→ TO DO: Find the lines holding the string "true" in the data, then copy all of them.

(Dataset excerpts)
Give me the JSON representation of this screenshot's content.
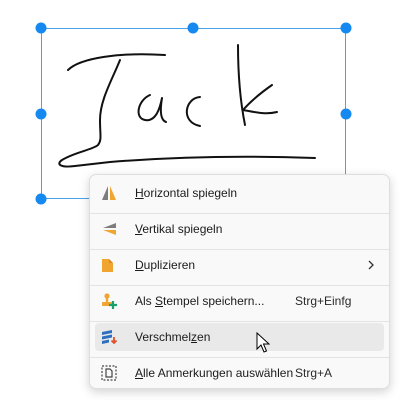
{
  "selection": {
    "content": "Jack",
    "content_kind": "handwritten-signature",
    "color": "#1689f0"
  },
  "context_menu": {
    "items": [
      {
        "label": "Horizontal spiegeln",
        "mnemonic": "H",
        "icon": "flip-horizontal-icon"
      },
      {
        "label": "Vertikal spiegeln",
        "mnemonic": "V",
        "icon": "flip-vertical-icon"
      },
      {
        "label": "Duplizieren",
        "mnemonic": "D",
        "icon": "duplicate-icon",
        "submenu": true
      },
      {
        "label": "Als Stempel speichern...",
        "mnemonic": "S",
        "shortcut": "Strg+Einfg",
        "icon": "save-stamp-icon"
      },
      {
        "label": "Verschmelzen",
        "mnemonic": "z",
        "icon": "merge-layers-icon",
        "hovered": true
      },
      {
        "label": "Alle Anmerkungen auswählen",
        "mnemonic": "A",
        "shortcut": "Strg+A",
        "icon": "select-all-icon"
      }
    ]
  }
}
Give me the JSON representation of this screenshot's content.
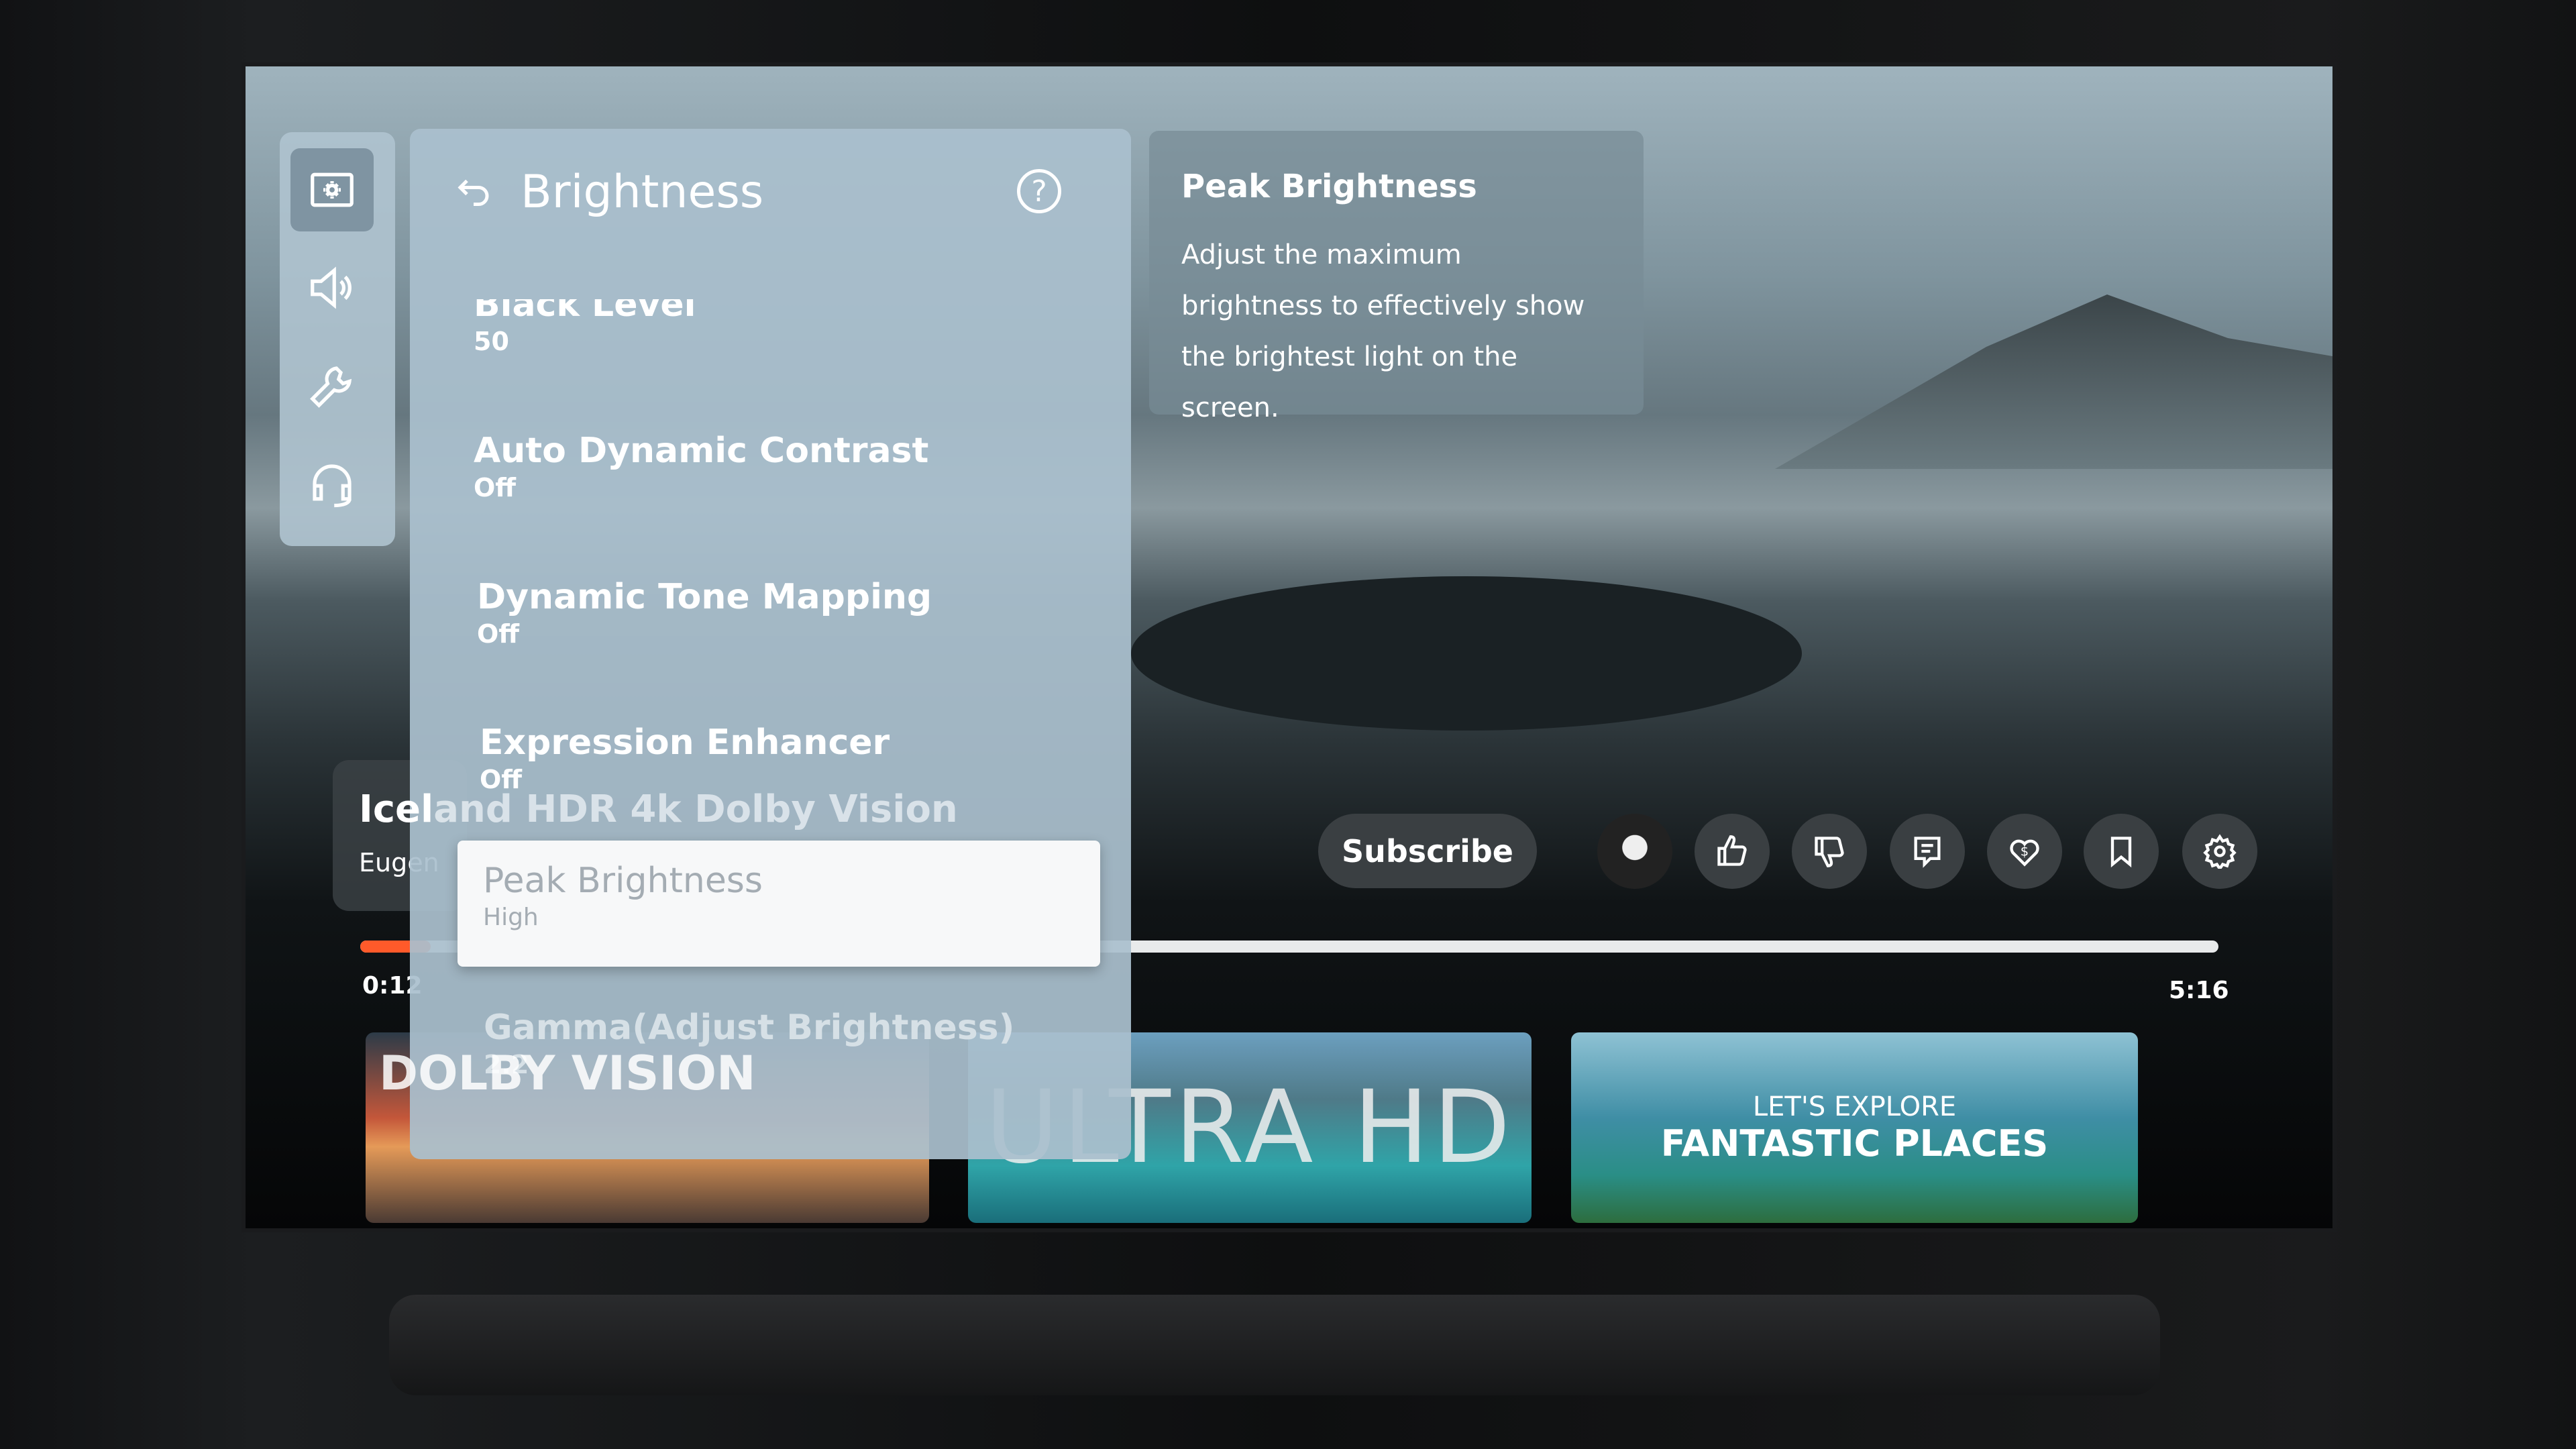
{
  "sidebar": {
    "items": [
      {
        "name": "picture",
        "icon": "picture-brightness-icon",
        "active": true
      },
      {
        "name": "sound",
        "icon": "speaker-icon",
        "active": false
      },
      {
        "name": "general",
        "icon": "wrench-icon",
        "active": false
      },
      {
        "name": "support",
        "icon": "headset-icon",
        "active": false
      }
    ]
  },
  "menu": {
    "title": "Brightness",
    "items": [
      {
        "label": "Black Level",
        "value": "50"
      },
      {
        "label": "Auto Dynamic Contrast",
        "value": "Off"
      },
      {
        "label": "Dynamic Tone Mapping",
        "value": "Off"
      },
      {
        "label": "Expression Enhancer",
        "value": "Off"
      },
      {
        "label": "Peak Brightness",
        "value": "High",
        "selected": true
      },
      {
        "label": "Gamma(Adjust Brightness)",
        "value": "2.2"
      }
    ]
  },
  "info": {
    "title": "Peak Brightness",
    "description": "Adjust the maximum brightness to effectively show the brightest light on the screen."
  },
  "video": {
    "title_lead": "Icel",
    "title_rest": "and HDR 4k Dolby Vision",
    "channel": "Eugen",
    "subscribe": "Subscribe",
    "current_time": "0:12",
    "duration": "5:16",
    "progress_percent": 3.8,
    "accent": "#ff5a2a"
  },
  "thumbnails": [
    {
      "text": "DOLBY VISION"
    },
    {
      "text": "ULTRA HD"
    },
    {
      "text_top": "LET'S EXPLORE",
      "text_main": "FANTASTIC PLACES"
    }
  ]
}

→ EXERCISE RESPONSE:
        "submenu": true
        "hovered": true
        "active": true
        "selected": true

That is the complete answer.